> [The task] Give back the entries below verbatim.

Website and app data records
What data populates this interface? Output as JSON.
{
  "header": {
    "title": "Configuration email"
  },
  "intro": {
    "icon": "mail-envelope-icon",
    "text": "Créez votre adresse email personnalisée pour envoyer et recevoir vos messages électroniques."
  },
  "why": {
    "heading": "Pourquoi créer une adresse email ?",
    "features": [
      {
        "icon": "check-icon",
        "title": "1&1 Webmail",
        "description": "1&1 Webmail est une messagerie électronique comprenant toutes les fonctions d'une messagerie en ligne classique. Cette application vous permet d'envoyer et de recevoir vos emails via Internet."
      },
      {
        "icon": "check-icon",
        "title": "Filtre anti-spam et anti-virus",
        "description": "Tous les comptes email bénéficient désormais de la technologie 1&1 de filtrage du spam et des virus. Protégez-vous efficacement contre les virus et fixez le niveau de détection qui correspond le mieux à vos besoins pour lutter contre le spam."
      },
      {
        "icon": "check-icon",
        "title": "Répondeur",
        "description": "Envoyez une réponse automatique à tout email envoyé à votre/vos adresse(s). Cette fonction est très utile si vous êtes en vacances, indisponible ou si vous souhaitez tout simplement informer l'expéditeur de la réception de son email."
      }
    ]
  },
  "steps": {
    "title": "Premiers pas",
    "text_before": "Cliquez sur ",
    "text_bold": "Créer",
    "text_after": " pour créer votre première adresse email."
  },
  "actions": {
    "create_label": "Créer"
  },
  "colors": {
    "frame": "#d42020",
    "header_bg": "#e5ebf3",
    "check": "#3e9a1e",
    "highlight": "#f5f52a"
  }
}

> [Task response]
What data populates this interface? Output as JSON.
{
  "header": {
    "title": "Configuration email"
  },
  "intro": {
    "icon": "mail-envelope-icon",
    "text": "Créez votre adresse email personnalisée pour envoyer et recevoir vos messages électroniques."
  },
  "why": {
    "heading": "Pourquoi créer une adresse email ?",
    "features": [
      {
        "icon": "check-icon",
        "title": "1&1 Webmail",
        "description": "1&1 Webmail est une messagerie électronique comprenant toutes les fonctions d'une messagerie en ligne classique. Cette application vous permet d'envoyer et de recevoir vos emails via Internet."
      },
      {
        "icon": "check-icon",
        "title": "Filtre anti-spam et anti-virus",
        "description": "Tous les comptes email bénéficient désormais de la technologie 1&1 de filtrage du spam et des virus. Protégez-vous efficacement contre les virus et fixez le niveau de détection qui correspond le mieux à vos besoins pour lutter contre le spam."
      },
      {
        "icon": "check-icon",
        "title": "Répondeur",
        "description": "Envoyez une réponse automatique à tout email envoyé à votre/vos adresse(s). Cette fonction est très utile si vous êtes en vacances, indisponible ou si vous souhaitez tout simplement informer l'expéditeur de la réception de son email."
      }
    ]
  },
  "steps": {
    "title": "Premiers pas",
    "text_before": "Cliquez sur ",
    "text_bold": "Créer",
    "text_after": " pour créer votre première adresse email."
  },
  "actions": {
    "create_label": "Créer"
  },
  "colors": {
    "frame": "#d42020",
    "header_bg": "#e5ebf3",
    "check": "#3e9a1e",
    "highlight": "#f5f52a"
  }
}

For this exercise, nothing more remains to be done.